• [TRY IT]:
Keep only the lines of the data below that contain "Turnverband", and copy them.

[Data about app and page elements]
•••
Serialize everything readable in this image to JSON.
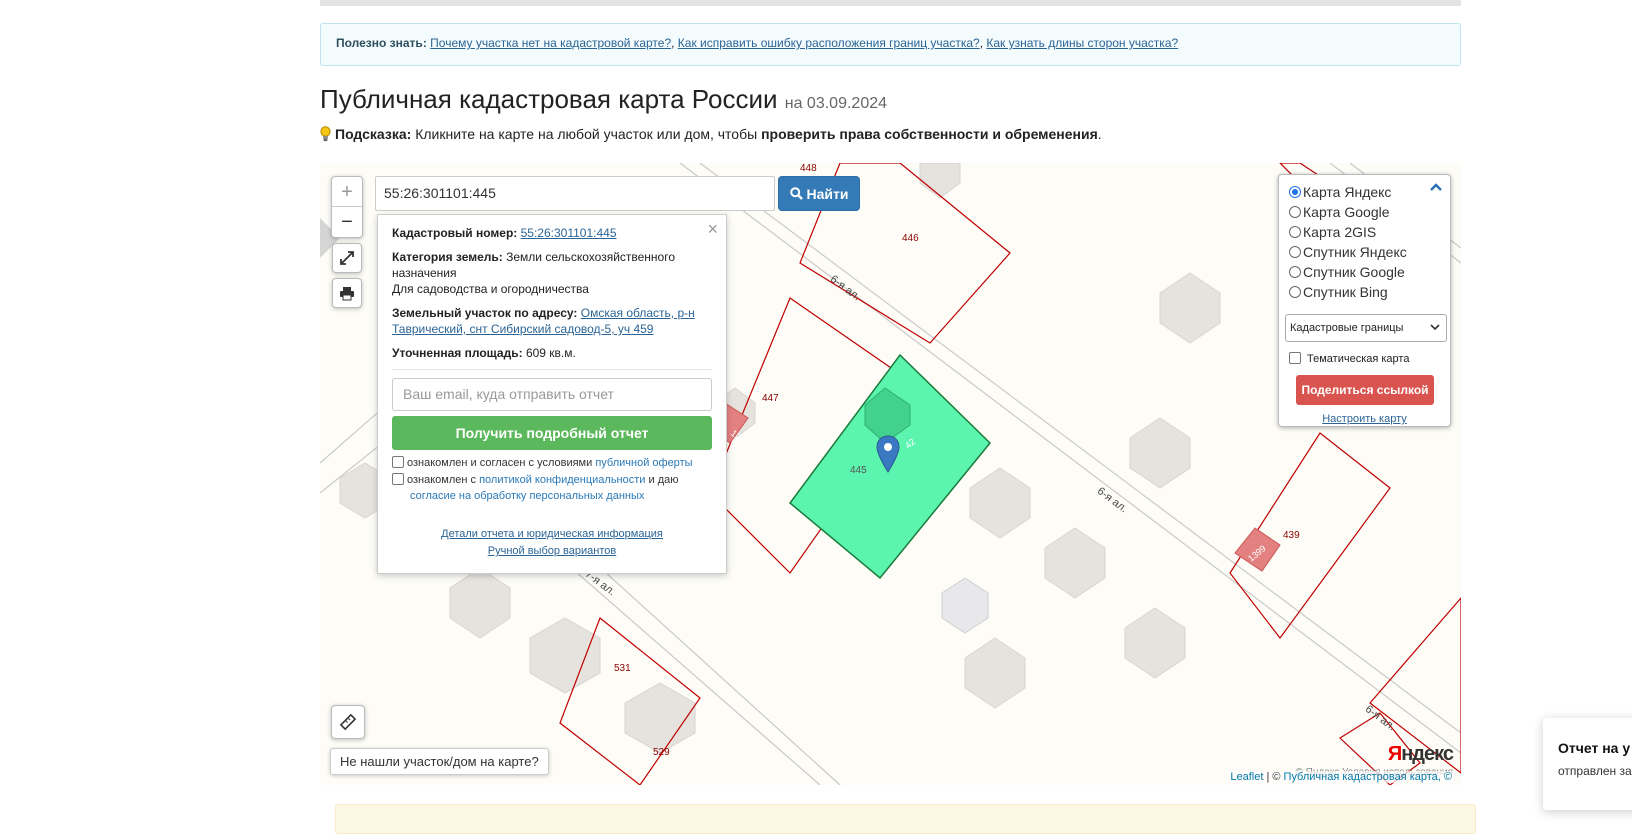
{
  "tip": {
    "label": "Полезно знать:",
    "links": [
      "Почему участка нет на кадастровой карте?",
      "Как исправить ошибку расположения границ участка?",
      "Как узнать длины сторон участка?"
    ]
  },
  "page": {
    "title": "Публичная кадастровая карта России",
    "date": "на 03.09.2024"
  },
  "hint": {
    "label": "Подсказка:",
    "text": "Кликните на карте на любой участок или дом, чтобы",
    "bold": "проверить права собственности и обременения",
    "end": "."
  },
  "map": {
    "zoom_in": "+",
    "zoom_out": "−",
    "search_value": "55:26:301101:445",
    "search_button": "Найти",
    "popup": {
      "close": "×",
      "cad_label": "Кадастровый номер:",
      "cad_value": "55:26:301101:445",
      "cat_label": "Категория земель:",
      "cat_value": "Земли сельскохозяйственного назначения",
      "use": "Для садоводства и огородничества",
      "addr_label": "Земельный участок по адресу:",
      "addr_value": "Омская область, р-н Таврический, снт Сибирский садовод-5, уч 459",
      "area_label": "Уточненная площадь:",
      "area_value": "609 кв.м.",
      "email_placeholder": "Ваш email, куда отправить отчет",
      "get_report": "Получить подробный отчет",
      "agree1_text": "ознакомлен и согласен с условиями",
      "agree1_link": "публичной оферты",
      "agree2_text": "ознакомлен с",
      "agree2_link": "политикой конфиденциальности",
      "agree2_mid": "и даю",
      "agree2_link2": "согласие на обработку персональных данных",
      "details_link": "Детали отчета и юридическая информация",
      "manual_link": "Ручной выбор вариантов"
    },
    "layers": {
      "options": [
        "Карта Яндекс",
        "Карта Google",
        "Карта 2GIS",
        "Спутник Яндекс",
        "Спутник Google",
        "Спутник Bing"
      ],
      "selected": "Карта Яндекс",
      "boundary_select": "Кадастровые границы",
      "thematic": "Тематическая карта",
      "share": "Поделиться ссылкой",
      "settings": "Настроить карту"
    },
    "labels": {
      "p448": "448",
      "p446": "446",
      "p447": "447",
      "p445": "445",
      "p439": "439",
      "p531": "531",
      "p529": "529",
      "b1202": "1202",
      "b1399": "1399",
      "b42": "42",
      "street1": "6-я ал.",
      "street2": "6-я ал.",
      "street3": "6-я ал.",
      "street4": "7-я ал."
    },
    "not_found": "Не нашли участок/дом на карте?",
    "ya_logo_1": "Я",
    "ya_logo_2": "ндекс",
    "ya_terms": "© Яндекс Условия использования",
    "attrib_leaflet": "Leaflet",
    "attrib_sep": "| ©",
    "attrib_pkk": "Публичная кадастровая карта, ©"
  },
  "toast": {
    "title": "Отчет на у",
    "body": "отправлен за"
  },
  "colors": {
    "selected_parcel": "#5cf5b0",
    "parcel_border": "#c00000",
    "primary": "#337ab7",
    "success": "#5cb85c",
    "danger": "#d9534f"
  }
}
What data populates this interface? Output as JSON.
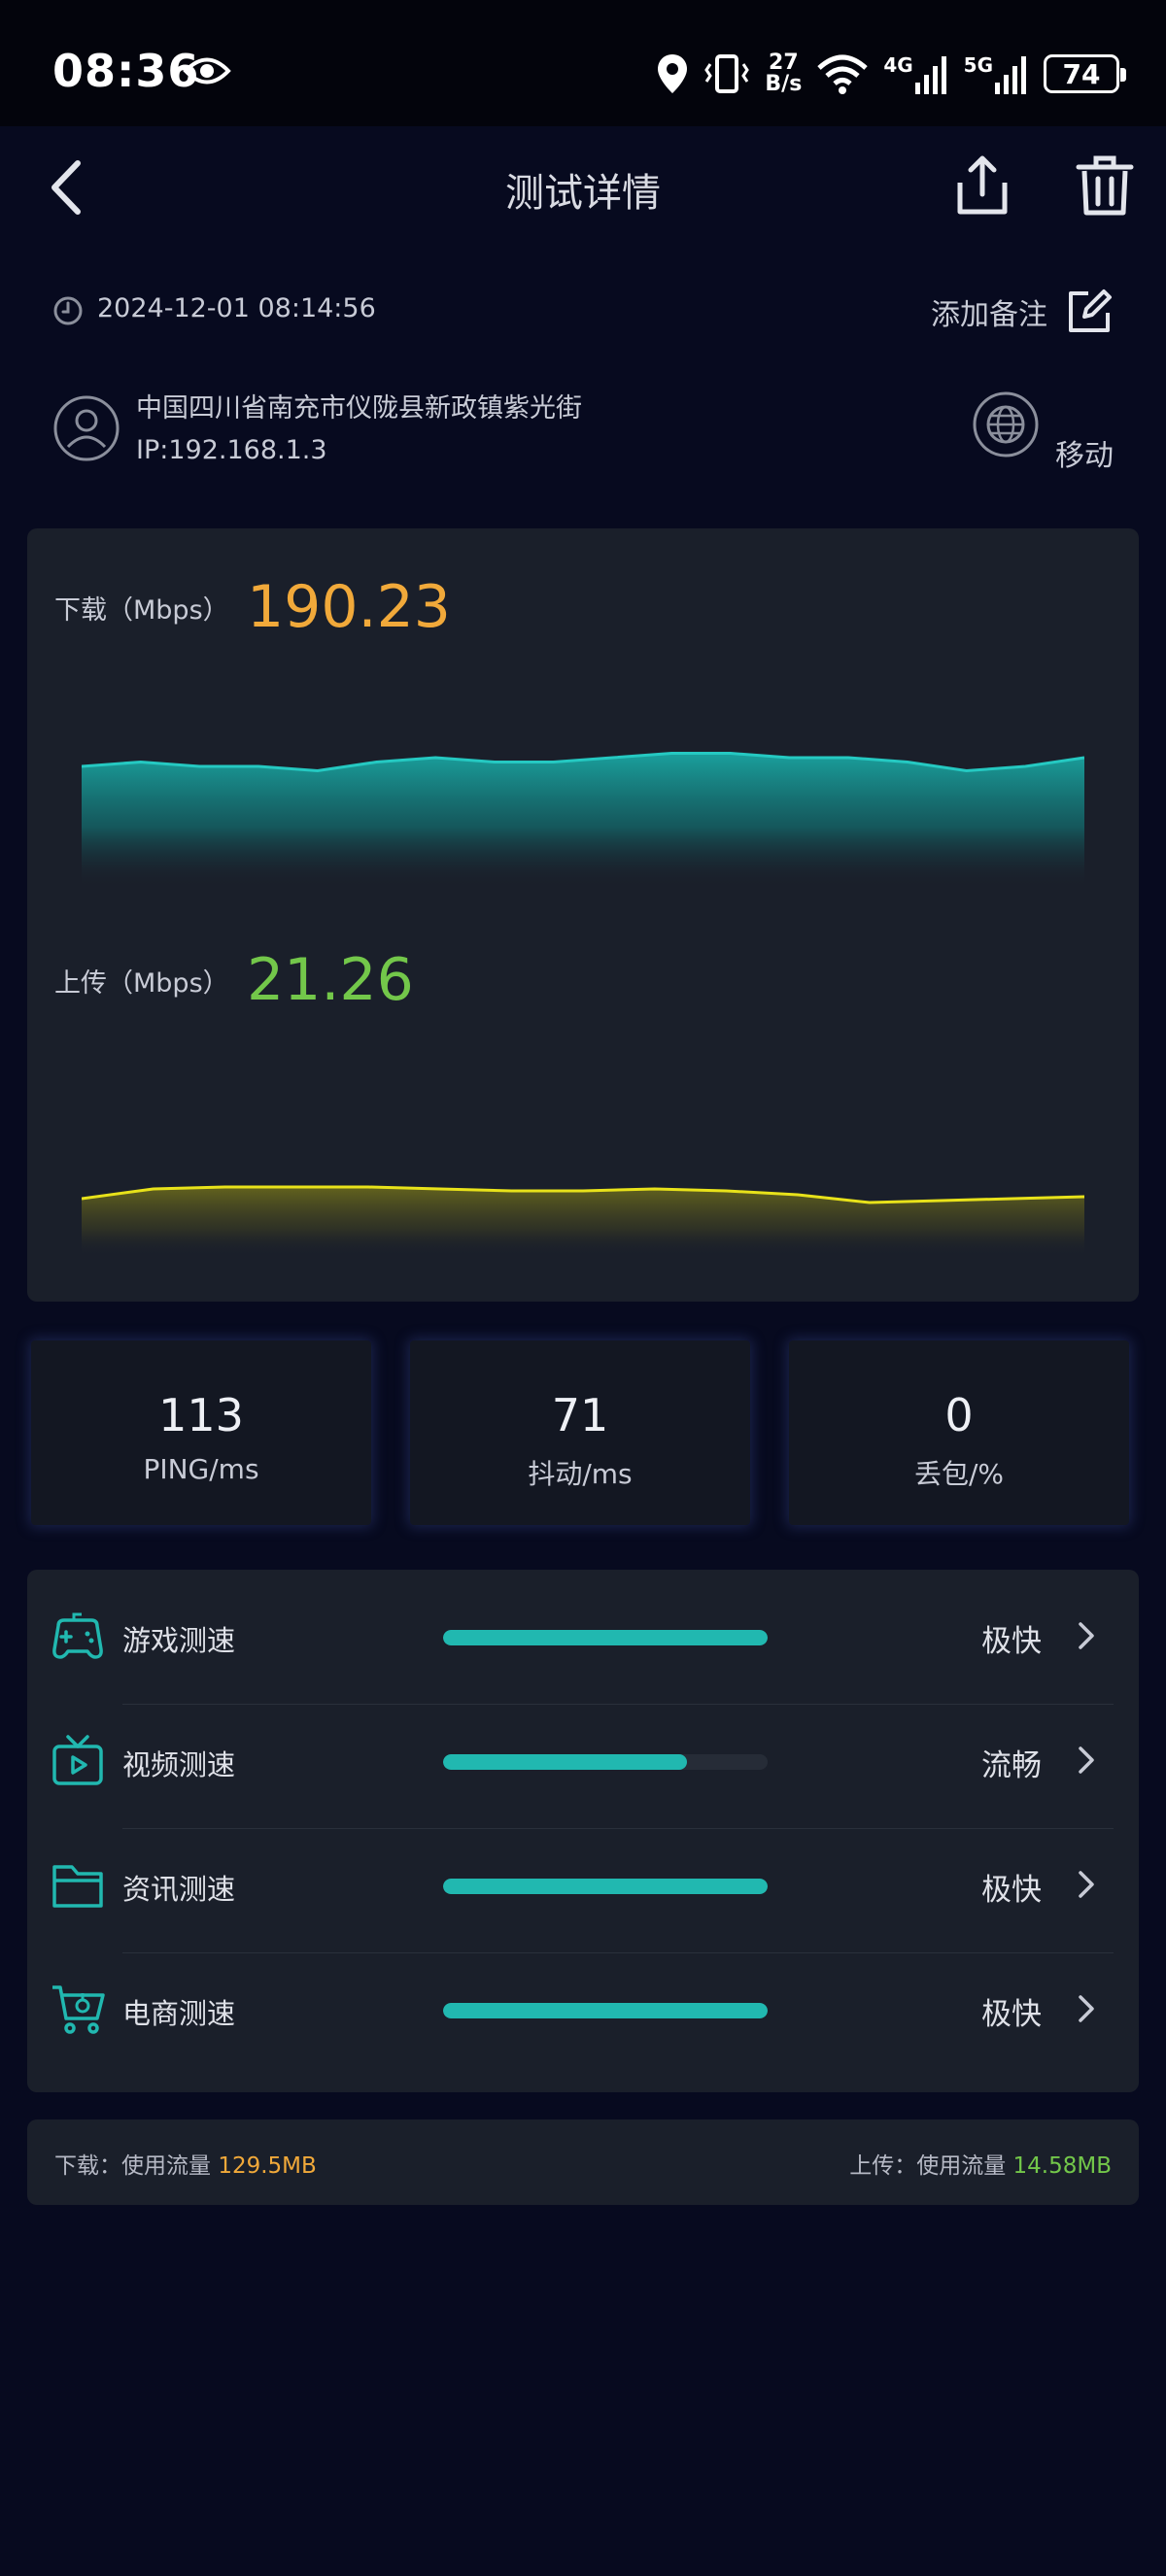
{
  "status_bar": {
    "time": "08:36",
    "net_speed_value": "27",
    "net_speed_unit": "B/s",
    "network_4g": "4G",
    "network_5g": "5G",
    "battery": "74"
  },
  "header": {
    "title": "测试详情"
  },
  "meta": {
    "timestamp": "2024-12-01 08:14:56",
    "add_note": "添加备注"
  },
  "location": {
    "address": "中国四川省南充市仪陇县新政镇紫光街",
    "ip": "IP:192.168.1.3",
    "operator": "移动"
  },
  "download": {
    "label": "下载（Mbps）",
    "value": "190.23",
    "color": "#f1a93a"
  },
  "upload": {
    "label": "上传（Mbps）",
    "value": "21.26",
    "color": "#73c74a"
  },
  "chart_data": [
    {
      "type": "area",
      "series": [
        {
          "values": [
            190,
            191,
            190,
            190,
            189,
            191,
            192,
            191,
            191,
            192,
            193,
            193,
            192,
            192,
            191,
            189,
            190,
            192
          ]
        }
      ]
    },
    {
      "type": "area",
      "series": [
        {
          "values": [
            21.0,
            21.5,
            21.6,
            21.6,
            21.6,
            21.5,
            21.4,
            21.4,
            21.5,
            21.4,
            21.2,
            20.8,
            20.9,
            21.0,
            21.1
          ]
        }
      ]
    }
  ],
  "metrics": [
    {
      "value": "113",
      "label": "PING/ms"
    },
    {
      "value": "71",
      "label": "抖动/ms"
    },
    {
      "value": "0",
      "label": "丢包/%"
    }
  ],
  "categories": [
    {
      "icon": "gamepad-icon",
      "label": "游戏测速",
      "status": "极快",
      "progress": 1.0
    },
    {
      "icon": "tv-icon",
      "label": "视频测速",
      "status": "流畅",
      "progress": 0.75
    },
    {
      "icon": "folder-icon",
      "label": "资讯测速",
      "status": "极快",
      "progress": 1.0
    },
    {
      "icon": "cart-icon",
      "label": "电商测速",
      "status": "极快",
      "progress": 1.0
    }
  ],
  "traffic": {
    "download_label": "下载：使用流量",
    "download_value": "129.5MB",
    "upload_label": "上传：使用流量",
    "upload_value": "14.58MB"
  },
  "colors": {
    "accent_teal": "#21b8b0",
    "download_orange": "#f1a93a",
    "upload_green": "#73c74a",
    "upload_line_yellow": "#e8e21a"
  }
}
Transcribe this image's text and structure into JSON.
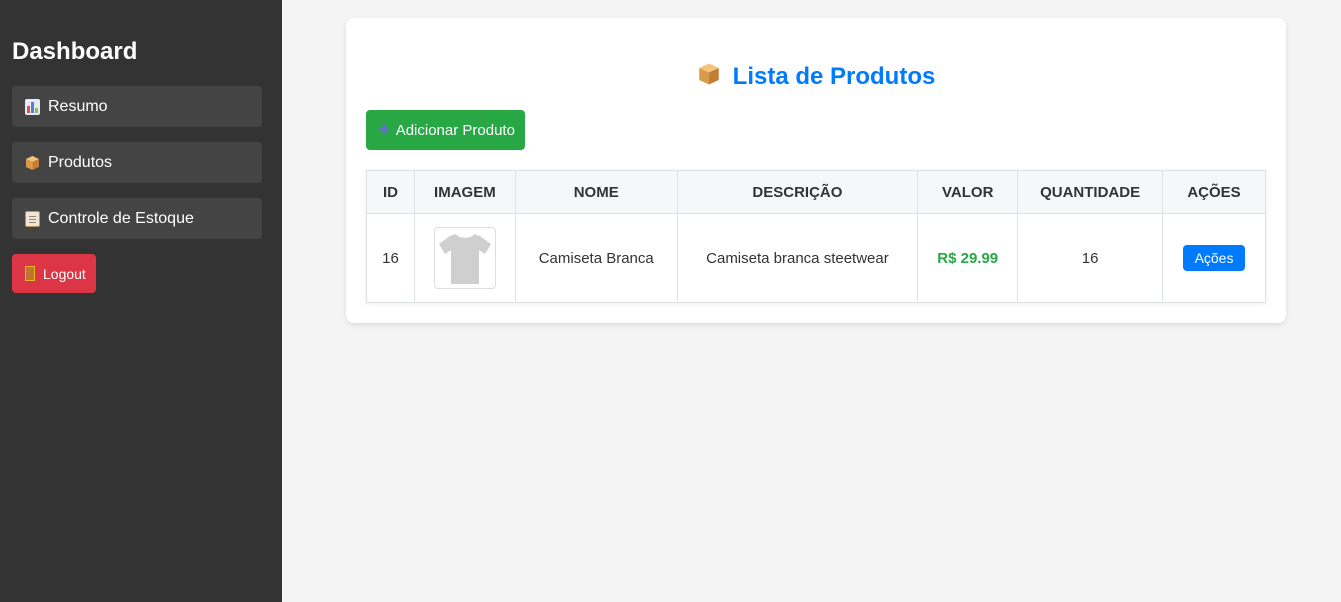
{
  "sidebar": {
    "title": "Dashboard",
    "items": [
      {
        "label": "Resumo",
        "icon": "bar-chart-icon"
      },
      {
        "label": "Produtos",
        "icon": "package-icon"
      },
      {
        "label": "Controle de Estoque",
        "icon": "clipboard-icon"
      }
    ],
    "logout": {
      "label": "Logout",
      "icon": "door-icon"
    }
  },
  "main": {
    "title": "Lista de Produtos",
    "title_icon": "package-icon",
    "add_button": {
      "label": "Adicionar Produto",
      "icon": "plus-icon"
    },
    "table": {
      "headers": [
        "ID",
        "IMAGEM",
        "NOME",
        "DESCRIÇÃO",
        "VALOR",
        "QUANTIDADE",
        "AÇÕES"
      ],
      "rows": [
        {
          "id": "16",
          "image": "t-shirt-image",
          "nome": "Camiseta Branca",
          "descricao": "Camiseta branca steetwear",
          "valor": "R$ 29.99",
          "quantidade": "16",
          "acoes": "Ações"
        }
      ]
    }
  },
  "colors": {
    "sidebar_bg": "#333333",
    "nav_item_bg": "#444444",
    "accent_blue": "#007bff",
    "success_green": "#28a745",
    "danger_red": "#dc3545"
  }
}
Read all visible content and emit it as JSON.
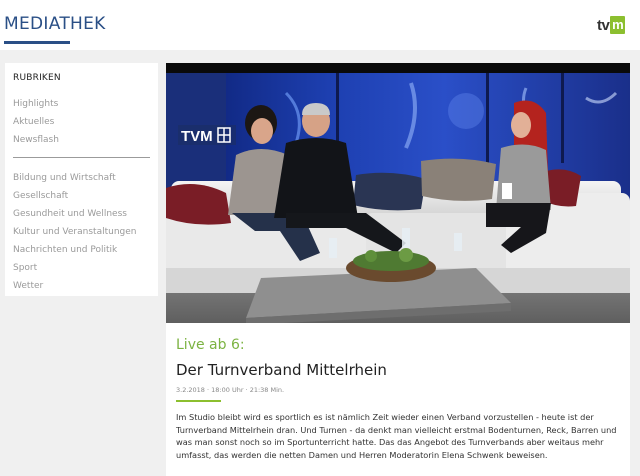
{
  "header": {
    "title": "MEDIATHEK",
    "logo": {
      "text": "tv",
      "mark": "m",
      "accent": "#8cbf2f"
    }
  },
  "sidebar": {
    "heading": "RUBRIKEN",
    "group1": [
      "Highlights",
      "Aktuelles",
      "Newsflash"
    ],
    "group2": [
      "Bildung und Wirtschaft",
      "Gesellschaft",
      "Gesundheit und Wellness",
      "Kultur und Veranstaltungen",
      "Nachrichten und Politik",
      "Sport",
      "Wetter"
    ]
  },
  "video": {
    "studio_logo": "TVM"
  },
  "article": {
    "live_label": "Live ab 6:",
    "title": "Der Turnverband Mittelrhein",
    "meta": "3.2.2018 · 18:00 Uhr · 21:38 Min.",
    "description": "Im Studio bleibt wird es sportlich es ist nämlich Zeit wieder einen Verband vorzustellen - heute ist der Turnverband Mittelrhein dran. Und Turnen - da denkt man vielleicht erstmal Bodenturnen, Reck, Barren und was man sonst noch so im Sportunterricht hatte. Das das Angebot des Turnverbands aber weitaus mehr umfasst, das werden die netten Damen und Herren Moderatorin Elena Schwenk beweisen."
  },
  "colors": {
    "brand_blue": "#2a4f86",
    "accent_green": "#8cbf2f",
    "live_green": "#7cb342"
  }
}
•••
• [EXERCISE ANSWER]:
    "title": "Der Turnverband Mittelrhein",
    "description": "Im Studio bleibt wird es sportlich es ist nämlich Zeit wieder einen Verband vorzustellen - heute ist der Turnverband Mittelrhein dran. Und Turnen - da denkt man vielleicht erstmal Bodenturnen, Reck, Barren und was man sonst noch so im Sportunterricht hatte. Das das Angebot des Turnverbands aber weitaus mehr umfasst, das werden die netten Damen und Herren Moderatorin Elena Schwenk beweisen."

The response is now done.